#### Component data from apps and pages:
====

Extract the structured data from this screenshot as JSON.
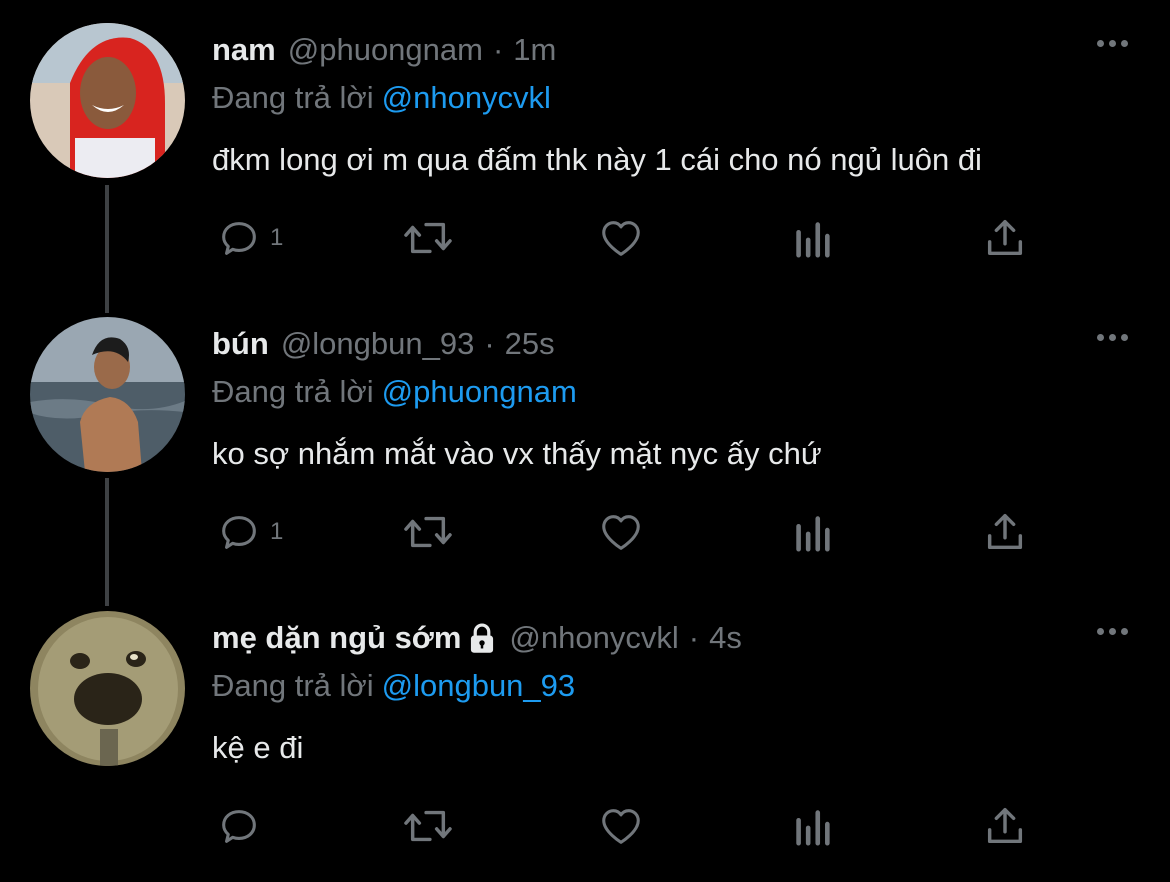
{
  "tweets": [
    {
      "name": "nam",
      "handle": "@phuongnam",
      "separator": "·",
      "time": "1m",
      "replying_prefix": "Đang trả lời",
      "replying_to": "@nhonycvkl",
      "text": "đkm long ơi m qua đấm thk này 1 cái cho nó ngủ luôn đi",
      "reply_count": "1",
      "locked": false
    },
    {
      "name": "bún",
      "handle": "@longbun_93",
      "separator": "·",
      "time": "25s",
      "replying_prefix": "Đang trả lời",
      "replying_to": "@phuongnam",
      "text": "ko sợ nhắm mắt vào vx thấy mặt nyc ấy chứ",
      "reply_count": "1",
      "locked": false
    },
    {
      "name": "mẹ dặn ngủ sớm",
      "handle": "@nhonycvkl",
      "separator": "·",
      "time": "4s",
      "replying_prefix": "Đang trả lời",
      "replying_to": "@longbun_93",
      "text": "kệ e đi",
      "reply_count": "",
      "locked": true
    }
  ],
  "icons": {
    "reply": "reply-icon",
    "retweet": "retweet-icon",
    "like": "heart-icon",
    "analytics": "analytics-icon",
    "share": "share-icon",
    "more": "more-icon",
    "lock": "lock-icon"
  },
  "colors": {
    "background": "#000000",
    "text": "#e7e9ea",
    "secondary": "#71767b",
    "accent": "#1d9bf0",
    "thread_line": "#3e4144"
  }
}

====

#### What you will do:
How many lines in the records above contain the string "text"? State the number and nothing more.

#### Result for this exercise:
4